The poet is Dana Gioia (page, poem source). Now I know that my continuing interest in poetry places me in about 0.1% of the American population, please forgive my oddness. Take a second on this gorgeous New England October day, to read this…
California Hills in August
I can imagine someone who found
these fields unbearable, who climbed
the hillside in the heat, cursing the dust,
cracking the brittle weeds underfoot,
wishing a few more trees for shade.
An Easterner especially, who would scorn
the meagerness of summer, the dry
twisted shapes of black elm,
scrub oak, and chaparral, a landscape
August has already drained of green.
One who would hurry over the clinging
thistle, foxtail, golden poppy,
knowing everything was just a weed,
unable to conceive that these trees
and sparse brown bushes were alive.
And hate the bright stillness of the noon
without wind, without motion,
the only other living thing
a hawk, hungry for prey, suspended
in the blinding, sunlit blue.
And yet how gentle it seems to someone
raised in a landscape short of rain –
the skyline of a hill broken by no more
trees than one can count, the grass,
the empty sky, the wish for water.
Now most of that poem could be just about seeing landscape with different eyes. My Midwestern raised eyes used to staring at the unending distances, had to get used to the hills of the East. In the Midwest you stared at sky just by staring at the horizon. It was impossibly far away, but always present. In the east, the ground right in front of you often lifts your eyes. You don’t see that far away meeting, but instead jump from the top of the hill right into the blue.
It would be a nice poem if just about that, but read that last line of the third stanza. Our eyes often miss the reality. Whether that is because they are dim and clouded, or because we don’t want to see what is before us, our foreign eyes “are unable to conceive that these…were alive.” We have been placed where we are; to live, we should see. But that seeing requires work.

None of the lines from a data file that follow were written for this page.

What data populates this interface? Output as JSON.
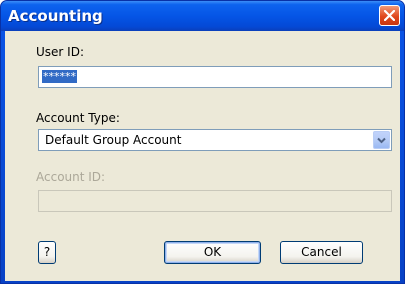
{
  "window": {
    "title": "Accounting"
  },
  "fields": {
    "user_id_label": "User ID:",
    "user_id_value": "******",
    "account_type_label": "Account Type:",
    "account_type_value": "Default Group Account",
    "account_id_label": "Account ID:",
    "account_id_value": ""
  },
  "buttons": {
    "help_label": "?",
    "ok_label": "OK",
    "cancel_label": "Cancel"
  },
  "icons": {
    "close": "close-icon",
    "dropdown": "chevron-down-icon"
  },
  "colors": {
    "titlebar": "#0555e6",
    "close": "#e0481d",
    "dialog_bg": "#ece9d8",
    "selection": "#316ac5"
  }
}
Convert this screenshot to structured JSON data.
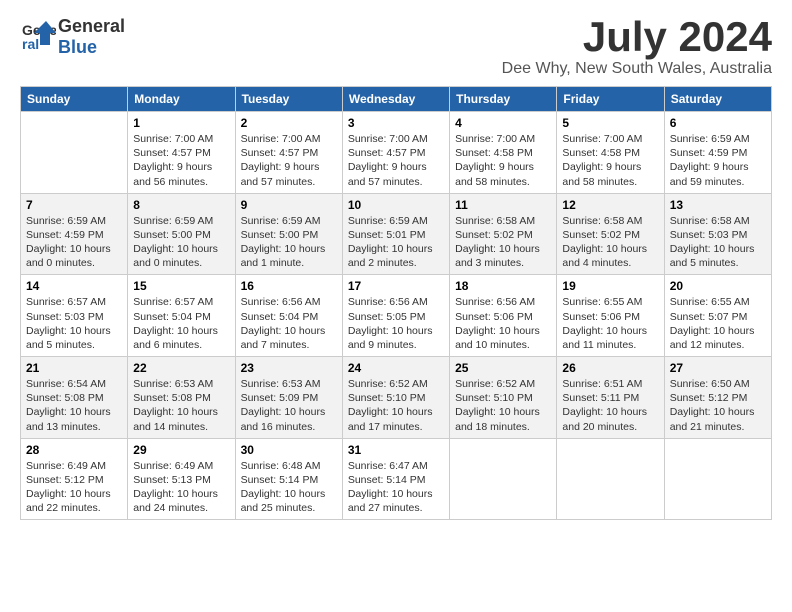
{
  "logo": {
    "general": "General",
    "blue": "Blue"
  },
  "title": "July 2024",
  "subtitle": "Dee Why, New South Wales, Australia",
  "days": [
    "Sunday",
    "Monday",
    "Tuesday",
    "Wednesday",
    "Thursday",
    "Friday",
    "Saturday"
  ],
  "weeks": [
    [
      {
        "date": "",
        "info": ""
      },
      {
        "date": "1",
        "info": "Sunrise: 7:00 AM\nSunset: 4:57 PM\nDaylight: 9 hours\nand 56 minutes."
      },
      {
        "date": "2",
        "info": "Sunrise: 7:00 AM\nSunset: 4:57 PM\nDaylight: 9 hours\nand 57 minutes."
      },
      {
        "date": "3",
        "info": "Sunrise: 7:00 AM\nSunset: 4:57 PM\nDaylight: 9 hours\nand 57 minutes."
      },
      {
        "date": "4",
        "info": "Sunrise: 7:00 AM\nSunset: 4:58 PM\nDaylight: 9 hours\nand 58 minutes."
      },
      {
        "date": "5",
        "info": "Sunrise: 7:00 AM\nSunset: 4:58 PM\nDaylight: 9 hours\nand 58 minutes."
      },
      {
        "date": "6",
        "info": "Sunrise: 6:59 AM\nSunset: 4:59 PM\nDaylight: 9 hours\nand 59 minutes."
      }
    ],
    [
      {
        "date": "7",
        "info": "Sunrise: 6:59 AM\nSunset: 4:59 PM\nDaylight: 10 hours\nand 0 minutes."
      },
      {
        "date": "8",
        "info": "Sunrise: 6:59 AM\nSunset: 5:00 PM\nDaylight: 10 hours\nand 0 minutes."
      },
      {
        "date": "9",
        "info": "Sunrise: 6:59 AM\nSunset: 5:00 PM\nDaylight: 10 hours\nand 1 minute."
      },
      {
        "date": "10",
        "info": "Sunrise: 6:59 AM\nSunset: 5:01 PM\nDaylight: 10 hours\nand 2 minutes."
      },
      {
        "date": "11",
        "info": "Sunrise: 6:58 AM\nSunset: 5:02 PM\nDaylight: 10 hours\nand 3 minutes."
      },
      {
        "date": "12",
        "info": "Sunrise: 6:58 AM\nSunset: 5:02 PM\nDaylight: 10 hours\nand 4 minutes."
      },
      {
        "date": "13",
        "info": "Sunrise: 6:58 AM\nSunset: 5:03 PM\nDaylight: 10 hours\nand 5 minutes."
      }
    ],
    [
      {
        "date": "14",
        "info": "Sunrise: 6:57 AM\nSunset: 5:03 PM\nDaylight: 10 hours\nand 5 minutes."
      },
      {
        "date": "15",
        "info": "Sunrise: 6:57 AM\nSunset: 5:04 PM\nDaylight: 10 hours\nand 6 minutes."
      },
      {
        "date": "16",
        "info": "Sunrise: 6:56 AM\nSunset: 5:04 PM\nDaylight: 10 hours\nand 7 minutes."
      },
      {
        "date": "17",
        "info": "Sunrise: 6:56 AM\nSunset: 5:05 PM\nDaylight: 10 hours\nand 9 minutes."
      },
      {
        "date": "18",
        "info": "Sunrise: 6:56 AM\nSunset: 5:06 PM\nDaylight: 10 hours\nand 10 minutes."
      },
      {
        "date": "19",
        "info": "Sunrise: 6:55 AM\nSunset: 5:06 PM\nDaylight: 10 hours\nand 11 minutes."
      },
      {
        "date": "20",
        "info": "Sunrise: 6:55 AM\nSunset: 5:07 PM\nDaylight: 10 hours\nand 12 minutes."
      }
    ],
    [
      {
        "date": "21",
        "info": "Sunrise: 6:54 AM\nSunset: 5:08 PM\nDaylight: 10 hours\nand 13 minutes."
      },
      {
        "date": "22",
        "info": "Sunrise: 6:53 AM\nSunset: 5:08 PM\nDaylight: 10 hours\nand 14 minutes."
      },
      {
        "date": "23",
        "info": "Sunrise: 6:53 AM\nSunset: 5:09 PM\nDaylight: 10 hours\nand 16 minutes."
      },
      {
        "date": "24",
        "info": "Sunrise: 6:52 AM\nSunset: 5:10 PM\nDaylight: 10 hours\nand 17 minutes."
      },
      {
        "date": "25",
        "info": "Sunrise: 6:52 AM\nSunset: 5:10 PM\nDaylight: 10 hours\nand 18 minutes."
      },
      {
        "date": "26",
        "info": "Sunrise: 6:51 AM\nSunset: 5:11 PM\nDaylight: 10 hours\nand 20 minutes."
      },
      {
        "date": "27",
        "info": "Sunrise: 6:50 AM\nSunset: 5:12 PM\nDaylight: 10 hours\nand 21 minutes."
      }
    ],
    [
      {
        "date": "28",
        "info": "Sunrise: 6:49 AM\nSunset: 5:12 PM\nDaylight: 10 hours\nand 22 minutes."
      },
      {
        "date": "29",
        "info": "Sunrise: 6:49 AM\nSunset: 5:13 PM\nDaylight: 10 hours\nand 24 minutes."
      },
      {
        "date": "30",
        "info": "Sunrise: 6:48 AM\nSunset: 5:14 PM\nDaylight: 10 hours\nand 25 minutes."
      },
      {
        "date": "31",
        "info": "Sunrise: 6:47 AM\nSunset: 5:14 PM\nDaylight: 10 hours\nand 27 minutes."
      },
      {
        "date": "",
        "info": ""
      },
      {
        "date": "",
        "info": ""
      },
      {
        "date": "",
        "info": ""
      }
    ]
  ]
}
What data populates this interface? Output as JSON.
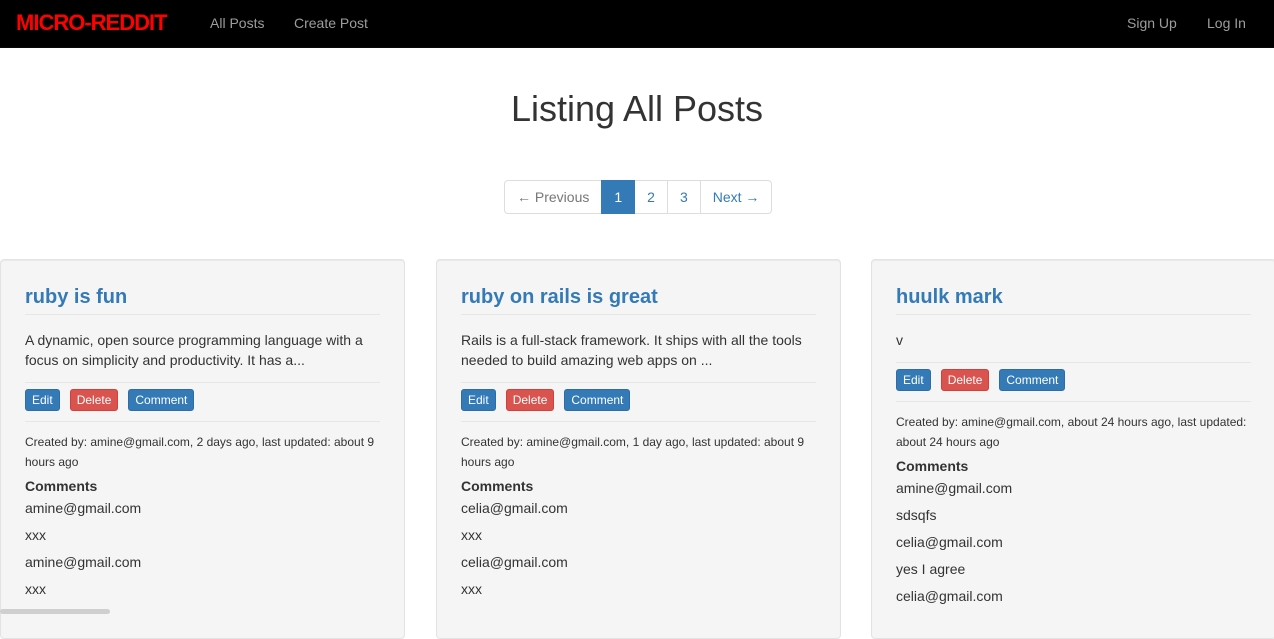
{
  "navbar": {
    "brand": "MICRO-REDDIT",
    "links": {
      "all_posts": "All Posts",
      "create_post": "Create Post",
      "sign_up": "Sign Up",
      "log_in": "Log In"
    },
    "brand_color": "#ff0000",
    "background": "#000000"
  },
  "page": {
    "title": "Listing All Posts"
  },
  "pagination": {
    "previous": "← Previous",
    "pages": [
      "1",
      "2",
      "3"
    ],
    "current": "1",
    "next": "Next →"
  },
  "actions": {
    "edit": "Edit",
    "delete": "Delete",
    "comment": "Comment"
  },
  "comments_heading": "Comments",
  "posts": [
    {
      "title": "ruby is fun",
      "body": "A dynamic, open source programming language with a focus on simplicity and productivity. It has a...",
      "meta": "Created by: amine@gmail.com, 2 days ago, last updated: about 9 hours ago",
      "comments": [
        "amine@gmail.com",
        "xxx",
        "amine@gmail.com",
        "xxx"
      ]
    },
    {
      "title": "ruby on rails is great",
      "body": "Rails is a full-stack framework. It ships with all the tools needed to build amazing web apps on ...",
      "meta": "Created by: amine@gmail.com, 1 day ago, last updated: about 9 hours ago",
      "comments": [
        "celia@gmail.com",
        "xxx",
        "celia@gmail.com",
        "xxx"
      ]
    },
    {
      "title": "huulk mark",
      "body": "v",
      "meta": "Created by: amine@gmail.com, about 24 hours ago, last updated: about 24 hours ago",
      "comments": [
        "amine@gmail.com",
        "sdsqfs",
        "celia@gmail.com",
        "yes I agree",
        "celia@gmail.com"
      ]
    }
  ]
}
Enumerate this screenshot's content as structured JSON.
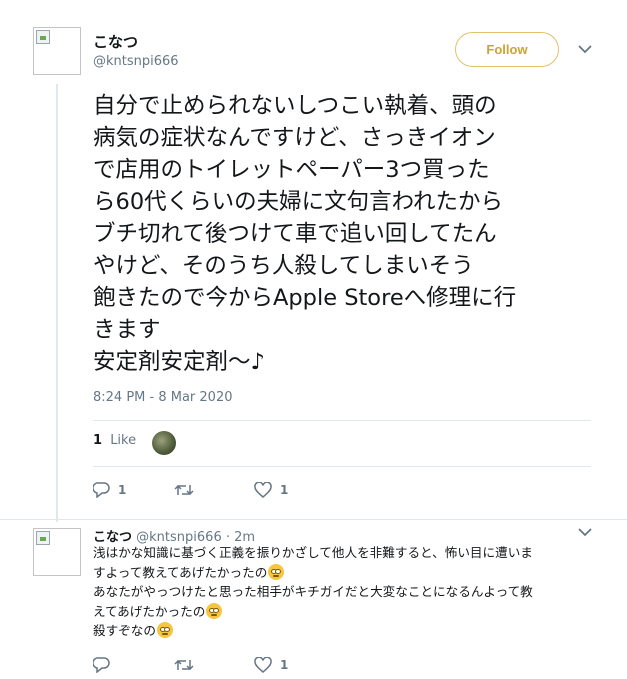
{
  "tweet": {
    "author_name": "こなつ",
    "author_handle": "@kntsnpi666",
    "follow_label": "Follow",
    "lines": [
      "自分で止められないしつこい執着、頭の",
      "病気の症状なんですけど、さっきイオン",
      "で店用のトイレットペーパー3つ買った",
      "ら60代くらいの夫婦に文句言われたから",
      "ブチ切れて後つけて車で追い回してたん",
      "やけど、そのうち人殺してしまいそう",
      "飽きたので今からApple Storeへ修理に行",
      "きます",
      "安定剤安定剤〜♪"
    ],
    "timestamp": "8:24 PM - 8 Mar 2020",
    "likes_count": "1",
    "likes_label": "Like",
    "actions": {
      "reply_count": "1",
      "retweet_count": "",
      "like_count": "1"
    }
  },
  "reply": {
    "author_name": "こなつ",
    "author_handle": "@kntsnpi666",
    "time_sep": " · ",
    "time": "2m",
    "lines": [
      {
        "text": "浅はかな知識に基づく正義を振りかざして他人を非難すると、怖い目に遭いま",
        "emoji": false
      },
      {
        "text": "すよって教えてあげたかったの",
        "emoji": true
      },
      {
        "text": "あなたがやっつけたと思った相手がキチガイだと大変なことになるんよって教",
        "emoji": false
      },
      {
        "text": "えてあげたかったの",
        "emoji": true
      },
      {
        "text": "殺すぞなの",
        "emoji": true
      }
    ],
    "actions": {
      "reply_count": "",
      "retweet_count": "",
      "like_count": "1"
    }
  },
  "icons": {
    "reply": "reply-icon",
    "retweet": "retweet-icon",
    "like": "heart-icon",
    "more": "chevron-down-icon",
    "emoji": "rolling-eyes-emoji"
  },
  "colors": {
    "text": "#14171a",
    "secondary": "#657786",
    "divider": "#e1e8ed",
    "follow_border": "#e1c16a",
    "follow_text": "#c9a43a"
  }
}
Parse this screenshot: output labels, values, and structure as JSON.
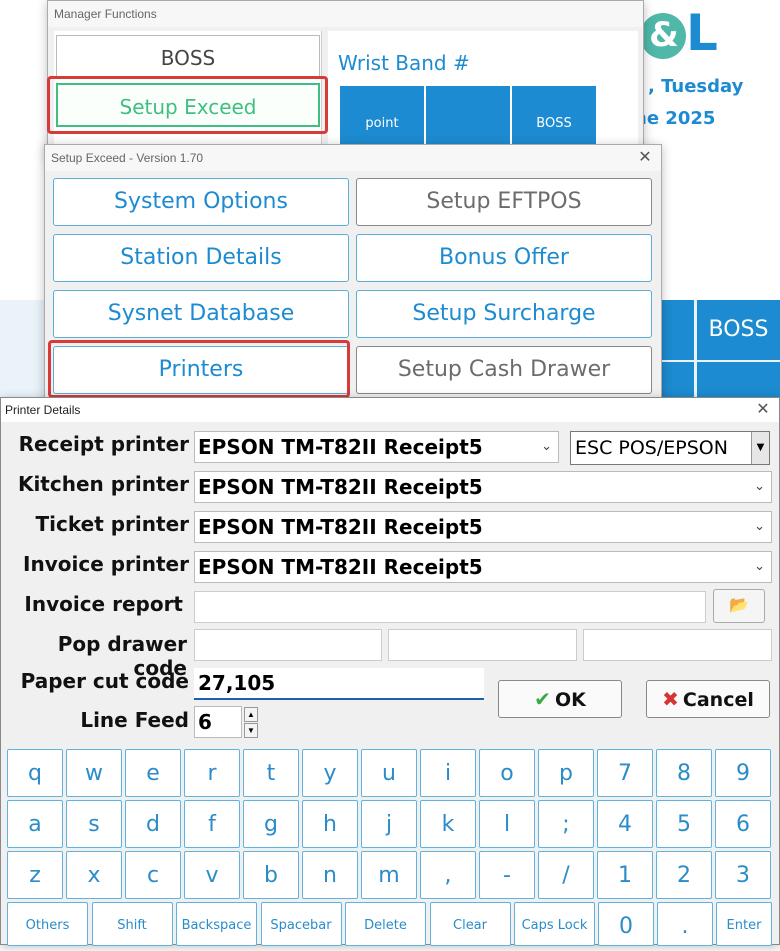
{
  "background": {
    "logo_left": "",
    "logo_amp": "&",
    "logo_right": "L",
    "date_line1": ", Tuesday",
    "date_line2": "ne 2025",
    "tile_label": "BOSS"
  },
  "manager": {
    "title": "Manager Functions",
    "boss_label": "BOSS",
    "setup_label": "Setup Exceed",
    "wrist_label": "Wrist Band #",
    "tiles": [
      "point",
      "",
      "BOSS"
    ]
  },
  "setup": {
    "title": "Setup Exceed - Version 1.70",
    "buttons_left": [
      "System Options",
      "Station Details",
      "Sysnet Database",
      "Printers"
    ],
    "buttons_right": [
      "Setup EFTPOS",
      "Bonus Offer",
      "Setup Surcharge",
      "Setup Cash Drawer"
    ]
  },
  "printer": {
    "title": "Printer Details",
    "labels": {
      "receipt": "Receipt printer",
      "kitchen": "Kitchen printer",
      "ticket": "Ticket printer",
      "invoice": "Invoice printer",
      "invoice_report": "Invoice report",
      "pop_drawer": "Pop drawer code",
      "paper_cut": "Paper cut code",
      "line_feed": "Line Feed"
    },
    "values": {
      "receipt": "EPSON TM-T82II Receipt5",
      "kitchen": "EPSON TM-T82II Receipt5",
      "ticket": "EPSON TM-T82II Receipt5",
      "invoice": "EPSON TM-T82II Receipt5",
      "invoice_report": "",
      "pop_drawer": [
        "",
        "",
        ""
      ],
      "paper_cut": "27,105",
      "line_feed": "6"
    },
    "esc_option": "ESC POS/EPSON",
    "ok_label": "OK",
    "cancel_label": "Cancel"
  },
  "keyboard": {
    "row1": [
      "q",
      "w",
      "e",
      "r",
      "t",
      "y",
      "u",
      "i",
      "o",
      "p",
      "7",
      "8",
      "9"
    ],
    "row2": [
      "a",
      "s",
      "d",
      "f",
      "g",
      "h",
      "j",
      "k",
      "l",
      ";",
      "4",
      "5",
      "6"
    ],
    "row3": [
      "z",
      "x",
      "c",
      "v",
      "b",
      "n",
      "m",
      ",",
      "-",
      "/",
      "1",
      "2",
      "3"
    ],
    "row4": [
      "Others",
      "Shift",
      "Backspace",
      "Spacebar",
      "Delete",
      "Clear",
      "Caps Lock",
      "0",
      ".",
      "Enter"
    ]
  },
  "colors": {
    "accent": "#1d8bd1",
    "highlight": "#d83a3a",
    "setup_green": "#3fbf7f"
  }
}
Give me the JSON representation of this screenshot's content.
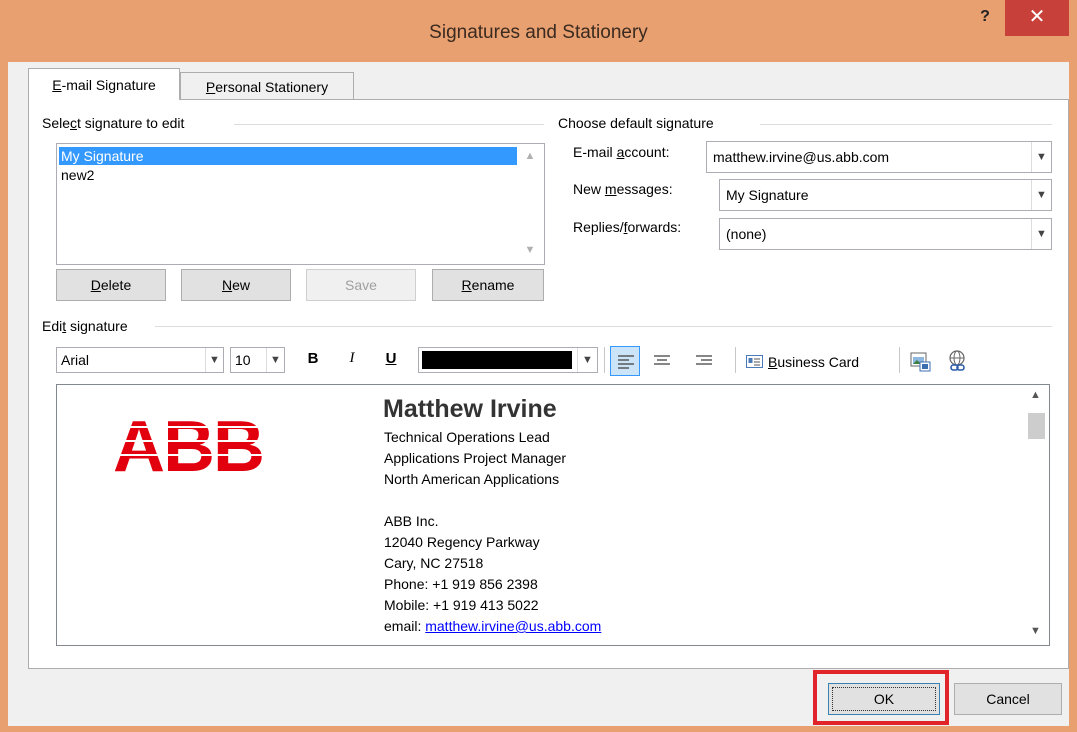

And the poet takes it a step deeper in the last stanza. You can be born or be placed somewhere and never see anything else. And this is just what life is. If you’ve never known the monsoon, or even the gentle rain, the sparse landscape just is. You might never now, just how dry it is. Or how deep the dirt “wishes for water”.
Think he is talking just about the landscape?